* _How to complete this task_:
Retype the data that follows, keeping every character the same.

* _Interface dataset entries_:
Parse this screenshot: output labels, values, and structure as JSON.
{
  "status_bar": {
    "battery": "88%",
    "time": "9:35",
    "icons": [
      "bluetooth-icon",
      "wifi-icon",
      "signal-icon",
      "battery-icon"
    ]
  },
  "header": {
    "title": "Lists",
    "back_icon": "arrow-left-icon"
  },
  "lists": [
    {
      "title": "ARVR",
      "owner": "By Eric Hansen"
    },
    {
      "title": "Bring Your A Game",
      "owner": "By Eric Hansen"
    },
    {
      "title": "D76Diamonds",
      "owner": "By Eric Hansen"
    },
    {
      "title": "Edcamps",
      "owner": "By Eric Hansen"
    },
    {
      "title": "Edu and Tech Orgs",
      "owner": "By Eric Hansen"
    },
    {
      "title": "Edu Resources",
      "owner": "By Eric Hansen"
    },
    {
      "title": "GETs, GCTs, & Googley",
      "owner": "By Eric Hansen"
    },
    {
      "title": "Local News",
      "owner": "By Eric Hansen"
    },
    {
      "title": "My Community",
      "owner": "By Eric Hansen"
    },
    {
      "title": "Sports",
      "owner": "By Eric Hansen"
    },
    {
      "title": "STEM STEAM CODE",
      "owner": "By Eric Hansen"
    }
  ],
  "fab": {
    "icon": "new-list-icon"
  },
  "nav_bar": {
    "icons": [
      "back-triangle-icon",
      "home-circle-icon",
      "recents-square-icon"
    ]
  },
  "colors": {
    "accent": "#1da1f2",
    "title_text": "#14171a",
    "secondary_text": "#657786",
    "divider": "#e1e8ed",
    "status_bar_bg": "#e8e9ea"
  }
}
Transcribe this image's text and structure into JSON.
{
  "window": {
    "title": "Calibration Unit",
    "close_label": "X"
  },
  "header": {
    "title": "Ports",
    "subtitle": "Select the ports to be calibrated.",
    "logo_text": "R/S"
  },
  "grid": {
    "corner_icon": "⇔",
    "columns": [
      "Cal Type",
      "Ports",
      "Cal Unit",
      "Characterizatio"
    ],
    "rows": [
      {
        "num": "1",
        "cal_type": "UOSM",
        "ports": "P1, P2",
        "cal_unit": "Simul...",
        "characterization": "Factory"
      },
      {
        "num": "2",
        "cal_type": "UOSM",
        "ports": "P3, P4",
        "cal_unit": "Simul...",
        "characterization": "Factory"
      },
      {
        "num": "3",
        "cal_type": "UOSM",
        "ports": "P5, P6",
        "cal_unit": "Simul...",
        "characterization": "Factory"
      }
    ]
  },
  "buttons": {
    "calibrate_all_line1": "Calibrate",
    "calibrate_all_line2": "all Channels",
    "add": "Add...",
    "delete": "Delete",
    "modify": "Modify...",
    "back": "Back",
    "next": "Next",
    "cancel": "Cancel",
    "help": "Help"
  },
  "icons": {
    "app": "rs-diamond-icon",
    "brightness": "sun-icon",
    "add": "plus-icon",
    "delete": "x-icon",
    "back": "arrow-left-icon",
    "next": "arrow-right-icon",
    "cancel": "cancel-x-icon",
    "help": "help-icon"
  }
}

* _Your response_:
Parse this screenshot: output labels, values, and structure as JSON.
{
  "status_bar": {
    "battery": "88%",
    "time": "9:35",
    "icons": [
      "bluetooth-icon",
      "wifi-icon",
      "signal-icon",
      "battery-icon"
    ]
  },
  "header": {
    "title": "Lists",
    "back_icon": "arrow-left-icon"
  },
  "lists": [
    {
      "title": "ARVR",
      "owner": "By Eric Hansen"
    },
    {
      "title": "Bring Your A Game",
      "owner": "By Eric Hansen"
    },
    {
      "title": "D76Diamonds",
      "owner": "By Eric Hansen"
    },
    {
      "title": "Edcamps",
      "owner": "By Eric Hansen"
    },
    {
      "title": "Edu and Tech Orgs",
      "owner": "By Eric Hansen"
    },
    {
      "title": "Edu Resources",
      "owner": "By Eric Hansen"
    },
    {
      "title": "GETs, GCTs, & Googley",
      "owner": "By Eric Hansen"
    },
    {
      "title": "Local News",
      "owner": "By Eric Hansen"
    },
    {
      "title": "My Community",
      "owner": "By Eric Hansen"
    },
    {
      "title": "Sports",
      "owner": "By Eric Hansen"
    },
    {
      "title": "STEM STEAM CODE",
      "owner": "By Eric Hansen"
    }
  ],
  "fab": {
    "icon": "new-list-icon"
  },
  "nav_bar": {
    "icons": [
      "back-triangle-icon",
      "home-circle-icon",
      "recents-square-icon"
    ]
  },
  "colors": {
    "accent": "#1da1f2",
    "title_text": "#14171a",
    "secondary_text": "#657786",
    "divider": "#e1e8ed",
    "status_bar_bg": "#e8e9ea"
  }
}
Transcribe this image's text and structure into JSON.
{
  "window": {
    "title": "Calibration Unit",
    "close_label": "X"
  },
  "header": {
    "title": "Ports",
    "subtitle": "Select the ports to be calibrated.",
    "logo_text": "R/S"
  },
  "grid": {
    "corner_icon": "⇔",
    "columns": [
      "Cal Type",
      "Ports",
      "Cal Unit",
      "Characterizatio"
    ],
    "rows": [
      {
        "num": "1",
        "cal_type": "UOSM",
        "ports": "P1, P2",
        "cal_unit": "Simul...",
        "characterization": "Factory"
      },
      {
        "num": "2",
        "cal_type": "UOSM",
        "ports": "P3, P4",
        "cal_unit": "Simul...",
        "characterization": "Factory"
      },
      {
        "num": "3",
        "cal_type": "UOSM",
        "ports": "P5, P6",
        "cal_unit": "Simul...",
        "characterization": "Factory"
      }
    ]
  },
  "buttons": {
    "calibrate_all_line1": "Calibrate",
    "calibrate_all_line2": "all Channels",
    "add": "Add...",
    "delete": "Delete",
    "modify": "Modify...",
    "back": "Back",
    "next": "Next",
    "cancel": "Cancel",
    "help": "Help"
  },
  "icons": {
    "app": "rs-diamond-icon",
    "brightness": "sun-icon",
    "add": "plus-icon",
    "delete": "x-icon",
    "back": "arrow-left-icon",
    "next": "arrow-right-icon",
    "cancel": "cancel-x-icon",
    "help": "help-icon"
  }
}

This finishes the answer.